Task description:
Every record that follows needs to be written out again, exactly.

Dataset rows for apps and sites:
□ □ □ □ □ □ □

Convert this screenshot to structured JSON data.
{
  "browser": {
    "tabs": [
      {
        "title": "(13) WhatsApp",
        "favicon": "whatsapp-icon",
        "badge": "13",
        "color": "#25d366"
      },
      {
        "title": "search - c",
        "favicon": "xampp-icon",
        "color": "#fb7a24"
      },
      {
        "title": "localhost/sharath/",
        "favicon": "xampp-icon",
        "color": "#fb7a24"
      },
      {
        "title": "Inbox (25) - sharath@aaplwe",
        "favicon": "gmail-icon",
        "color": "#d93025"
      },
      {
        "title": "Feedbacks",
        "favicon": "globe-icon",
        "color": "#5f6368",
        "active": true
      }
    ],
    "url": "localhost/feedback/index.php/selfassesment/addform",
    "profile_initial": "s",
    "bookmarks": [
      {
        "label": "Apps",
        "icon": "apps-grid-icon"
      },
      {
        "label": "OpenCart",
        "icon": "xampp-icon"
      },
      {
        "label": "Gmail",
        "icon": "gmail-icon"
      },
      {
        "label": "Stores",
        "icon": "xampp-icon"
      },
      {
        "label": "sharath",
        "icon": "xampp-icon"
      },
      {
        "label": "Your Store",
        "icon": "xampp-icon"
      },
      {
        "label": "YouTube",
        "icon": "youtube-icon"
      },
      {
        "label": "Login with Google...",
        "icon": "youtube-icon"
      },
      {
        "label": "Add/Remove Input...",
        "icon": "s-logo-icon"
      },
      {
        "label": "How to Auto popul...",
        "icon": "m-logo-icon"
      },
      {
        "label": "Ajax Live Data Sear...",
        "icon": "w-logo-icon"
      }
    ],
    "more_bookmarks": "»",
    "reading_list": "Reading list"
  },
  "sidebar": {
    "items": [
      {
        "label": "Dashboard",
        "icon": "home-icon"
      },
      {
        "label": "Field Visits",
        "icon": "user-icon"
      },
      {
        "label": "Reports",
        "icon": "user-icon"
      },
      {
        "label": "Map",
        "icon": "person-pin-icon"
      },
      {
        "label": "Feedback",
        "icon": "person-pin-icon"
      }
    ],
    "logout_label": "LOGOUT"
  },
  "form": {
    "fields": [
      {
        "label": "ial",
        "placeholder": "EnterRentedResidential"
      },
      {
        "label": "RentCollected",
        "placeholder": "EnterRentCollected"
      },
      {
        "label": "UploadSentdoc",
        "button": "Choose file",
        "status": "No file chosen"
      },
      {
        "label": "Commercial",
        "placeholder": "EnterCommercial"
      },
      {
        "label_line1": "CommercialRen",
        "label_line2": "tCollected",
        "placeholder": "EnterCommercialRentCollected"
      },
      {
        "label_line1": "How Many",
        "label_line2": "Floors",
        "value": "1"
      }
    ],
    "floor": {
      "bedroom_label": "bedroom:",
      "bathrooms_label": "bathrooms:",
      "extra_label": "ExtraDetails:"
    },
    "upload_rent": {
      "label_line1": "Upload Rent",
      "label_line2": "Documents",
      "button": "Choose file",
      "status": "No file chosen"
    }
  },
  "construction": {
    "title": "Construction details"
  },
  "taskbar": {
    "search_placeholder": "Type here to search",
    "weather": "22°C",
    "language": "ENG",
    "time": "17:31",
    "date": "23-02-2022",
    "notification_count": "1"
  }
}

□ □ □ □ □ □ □

Exercise answer:
Convert this screenshot to structured JSON data.
{
  "browser": {
    "tabs": [
      {
        "title": "(13) WhatsApp",
        "favicon": "whatsapp-icon",
        "badge": "13",
        "color": "#25d366"
      },
      {
        "title": "search - c",
        "favicon": "xampp-icon",
        "color": "#fb7a24"
      },
      {
        "title": "localhost/sharath/",
        "favicon": "xampp-icon",
        "color": "#fb7a24"
      },
      {
        "title": "Inbox (25) - sharath@aaplwe",
        "favicon": "gmail-icon",
        "color": "#d93025"
      },
      {
        "title": "Feedbacks",
        "favicon": "globe-icon",
        "color": "#5f6368",
        "active": true
      }
    ],
    "url": "localhost/feedback/index.php/selfassesment/addform",
    "profile_initial": "s",
    "bookmarks": [
      {
        "label": "Apps",
        "icon": "apps-grid-icon"
      },
      {
        "label": "OpenCart",
        "icon": "xampp-icon"
      },
      {
        "label": "Gmail",
        "icon": "gmail-icon"
      },
      {
        "label": "Stores",
        "icon": "xampp-icon"
      },
      {
        "label": "sharath",
        "icon": "xampp-icon"
      },
      {
        "label": "Your Store",
        "icon": "xampp-icon"
      },
      {
        "label": "YouTube",
        "icon": "youtube-icon"
      },
      {
        "label": "Login with Google...",
        "icon": "youtube-icon"
      },
      {
        "label": "Add/Remove Input...",
        "icon": "s-logo-icon"
      },
      {
        "label": "How to Auto popul...",
        "icon": "m-logo-icon"
      },
      {
        "label": "Ajax Live Data Sear...",
        "icon": "w-logo-icon"
      }
    ],
    "more_bookmarks": "»",
    "reading_list": "Reading list"
  },
  "sidebar": {
    "items": [
      {
        "label": "Dashboard",
        "icon": "home-icon"
      },
      {
        "label": "Field Visits",
        "icon": "user-icon"
      },
      {
        "label": "Reports",
        "icon": "user-icon"
      },
      {
        "label": "Map",
        "icon": "person-pin-icon"
      },
      {
        "label": "Feedback",
        "icon": "person-pin-icon"
      }
    ],
    "logout_label": "LOGOUT"
  },
  "form": {
    "fields": [
      {
        "label": "ial",
        "placeholder": "EnterRentedResidential"
      },
      {
        "label": "RentCollected",
        "placeholder": "EnterRentCollected"
      },
      {
        "label": "UploadSentdoc",
        "button": "Choose file",
        "status": "No file chosen"
      },
      {
        "label": "Commercial",
        "placeholder": "EnterCommercial"
      },
      {
        "label_line1": "CommercialRen",
        "label_line2": "tCollected",
        "placeholder": "EnterCommercialRentCollected"
      },
      {
        "label_line1": "How Many",
        "label_line2": "Floors",
        "value": "1"
      }
    ],
    "floor": {
      "bedroom_label": "bedroom:",
      "bathrooms_label": "bathrooms:",
      "extra_label": "ExtraDetails:"
    },
    "upload_rent": {
      "label_line1": "Upload Rent",
      "label_line2": "Documents",
      "button": "Choose file",
      "status": "No file chosen"
    }
  },
  "construction": {
    "title": "Construction details"
  },
  "taskbar": {
    "search_placeholder": "Type here to search",
    "weather": "22°C",
    "language": "ENG",
    "time": "17:31",
    "date": "23-02-2022",
    "notification_count": "1"
  }
}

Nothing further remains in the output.